BAE Systems Plc
Under a settlement with British and U.S. authorities announced on Friday, the company will plead guilty to one charge of conspiring to make false statements to the U.S. government in connection with regulatory filings and one charge of breach of duty in relation to accounting records of payments made in Tanzania.
The company very much regrets and accepts full responsibility for these past shortcomings. These settlements enable the company to deal finally with significant legacy issues, Chairman Dick Olver said in a statement.
BAE shares were up 2.2 percent at 1618 GMT, as the market welcomed news of the fine, which was not as high as some had feared.
While it's a substantial figure, it's less than the worse case scenario, said analyst Tina Cook at brokerage Charles Stanley, noting initial media reports had suggested a figure of up to 1 billion pounds ($1.6 billion) from Britain's Serious Fraud Office (SFO) along, later revised down to between 200 million and 300 million.
It also removes an overhang on the share price caused by uncertainty about the investigations.
In October, when the SFO said it was prepared to prosecute BAE for bribery but stopped short of formally requesting a criminal trial, legal experts said the company could face penalties of hundreds of millions of pounds if found guilty.
Some lawyers said the SFO would want to show it had teeth by following the lines of Germany and the United States in dealing with international corruption.
In late 2008 German industrial conglomerate Siemens
SFO director Richard Alderman said in a statement: I am very pleased with the global outcome achieved collaboratively with the DoJ (Department of Justice). This is a first and it brings a pragmatic end to a long-running and wide-ranging investigation.
A previous investigation by the SFO into reports BAE paid about 1 billion pounds over a decade to Prince Bandar bin Sultan in connection with the al-Yamamah arms deal was halted in December 2006 by former Prime Minister Tony Blair after the probe angered Saudi Arabia.
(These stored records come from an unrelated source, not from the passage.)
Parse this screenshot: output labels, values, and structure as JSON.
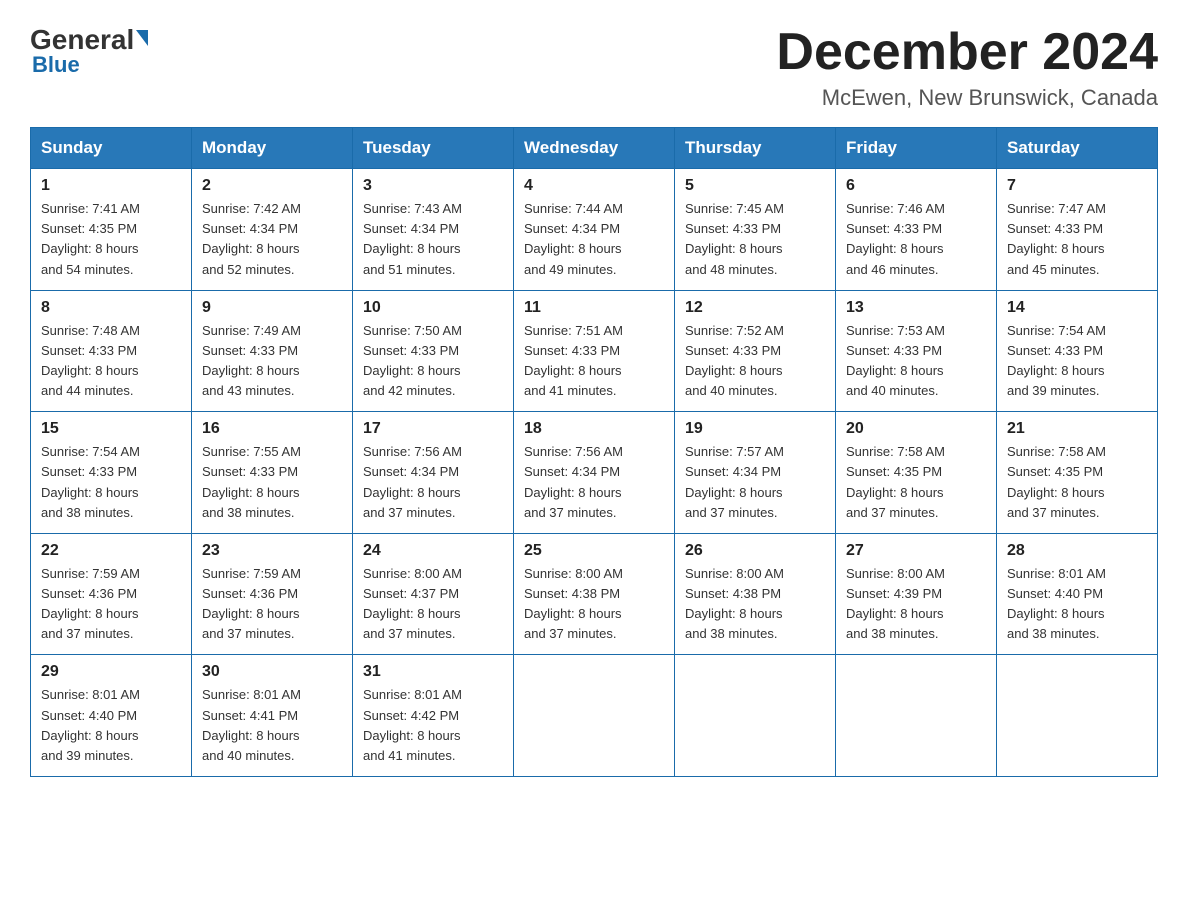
{
  "header": {
    "logo_general": "General",
    "logo_blue": "Blue",
    "month_title": "December 2024",
    "location": "McEwen, New Brunswick, Canada"
  },
  "weekdays": [
    "Sunday",
    "Monday",
    "Tuesday",
    "Wednesday",
    "Thursday",
    "Friday",
    "Saturday"
  ],
  "weeks": [
    [
      {
        "day": "1",
        "sunrise": "7:41 AM",
        "sunset": "4:35 PM",
        "daylight": "8 hours and 54 minutes."
      },
      {
        "day": "2",
        "sunrise": "7:42 AM",
        "sunset": "4:34 PM",
        "daylight": "8 hours and 52 minutes."
      },
      {
        "day": "3",
        "sunrise": "7:43 AM",
        "sunset": "4:34 PM",
        "daylight": "8 hours and 51 minutes."
      },
      {
        "day": "4",
        "sunrise": "7:44 AM",
        "sunset": "4:34 PM",
        "daylight": "8 hours and 49 minutes."
      },
      {
        "day": "5",
        "sunrise": "7:45 AM",
        "sunset": "4:33 PM",
        "daylight": "8 hours and 48 minutes."
      },
      {
        "day": "6",
        "sunrise": "7:46 AM",
        "sunset": "4:33 PM",
        "daylight": "8 hours and 46 minutes."
      },
      {
        "day": "7",
        "sunrise": "7:47 AM",
        "sunset": "4:33 PM",
        "daylight": "8 hours and 45 minutes."
      }
    ],
    [
      {
        "day": "8",
        "sunrise": "7:48 AM",
        "sunset": "4:33 PM",
        "daylight": "8 hours and 44 minutes."
      },
      {
        "day": "9",
        "sunrise": "7:49 AM",
        "sunset": "4:33 PM",
        "daylight": "8 hours and 43 minutes."
      },
      {
        "day": "10",
        "sunrise": "7:50 AM",
        "sunset": "4:33 PM",
        "daylight": "8 hours and 42 minutes."
      },
      {
        "day": "11",
        "sunrise": "7:51 AM",
        "sunset": "4:33 PM",
        "daylight": "8 hours and 41 minutes."
      },
      {
        "day": "12",
        "sunrise": "7:52 AM",
        "sunset": "4:33 PM",
        "daylight": "8 hours and 40 minutes."
      },
      {
        "day": "13",
        "sunrise": "7:53 AM",
        "sunset": "4:33 PM",
        "daylight": "8 hours and 40 minutes."
      },
      {
        "day": "14",
        "sunrise": "7:54 AM",
        "sunset": "4:33 PM",
        "daylight": "8 hours and 39 minutes."
      }
    ],
    [
      {
        "day": "15",
        "sunrise": "7:54 AM",
        "sunset": "4:33 PM",
        "daylight": "8 hours and 38 minutes."
      },
      {
        "day": "16",
        "sunrise": "7:55 AM",
        "sunset": "4:33 PM",
        "daylight": "8 hours and 38 minutes."
      },
      {
        "day": "17",
        "sunrise": "7:56 AM",
        "sunset": "4:34 PM",
        "daylight": "8 hours and 37 minutes."
      },
      {
        "day": "18",
        "sunrise": "7:56 AM",
        "sunset": "4:34 PM",
        "daylight": "8 hours and 37 minutes."
      },
      {
        "day": "19",
        "sunrise": "7:57 AM",
        "sunset": "4:34 PM",
        "daylight": "8 hours and 37 minutes."
      },
      {
        "day": "20",
        "sunrise": "7:58 AM",
        "sunset": "4:35 PM",
        "daylight": "8 hours and 37 minutes."
      },
      {
        "day": "21",
        "sunrise": "7:58 AM",
        "sunset": "4:35 PM",
        "daylight": "8 hours and 37 minutes."
      }
    ],
    [
      {
        "day": "22",
        "sunrise": "7:59 AM",
        "sunset": "4:36 PM",
        "daylight": "8 hours and 37 minutes."
      },
      {
        "day": "23",
        "sunrise": "7:59 AM",
        "sunset": "4:36 PM",
        "daylight": "8 hours and 37 minutes."
      },
      {
        "day": "24",
        "sunrise": "8:00 AM",
        "sunset": "4:37 PM",
        "daylight": "8 hours and 37 minutes."
      },
      {
        "day": "25",
        "sunrise": "8:00 AM",
        "sunset": "4:38 PM",
        "daylight": "8 hours and 37 minutes."
      },
      {
        "day": "26",
        "sunrise": "8:00 AM",
        "sunset": "4:38 PM",
        "daylight": "8 hours and 38 minutes."
      },
      {
        "day": "27",
        "sunrise": "8:00 AM",
        "sunset": "4:39 PM",
        "daylight": "8 hours and 38 minutes."
      },
      {
        "day": "28",
        "sunrise": "8:01 AM",
        "sunset": "4:40 PM",
        "daylight": "8 hours and 38 minutes."
      }
    ],
    [
      {
        "day": "29",
        "sunrise": "8:01 AM",
        "sunset": "4:40 PM",
        "daylight": "8 hours and 39 minutes."
      },
      {
        "day": "30",
        "sunrise": "8:01 AM",
        "sunset": "4:41 PM",
        "daylight": "8 hours and 40 minutes."
      },
      {
        "day": "31",
        "sunrise": "8:01 AM",
        "sunset": "4:42 PM",
        "daylight": "8 hours and 41 minutes."
      },
      null,
      null,
      null,
      null
    ]
  ],
  "labels": {
    "sunrise": "Sunrise:",
    "sunset": "Sunset:",
    "daylight": "Daylight:"
  }
}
Authorities had cited the risks the inquiry posed to Britain's relationship with the oil kingdom, but the move attracted sharp criticism by anti-bribery campaigners and British media. (Reporting by Rosalba O'Brien, Paul Sandle and James Davey; Editing by David Holmes) ($1 = 0.6363 pound)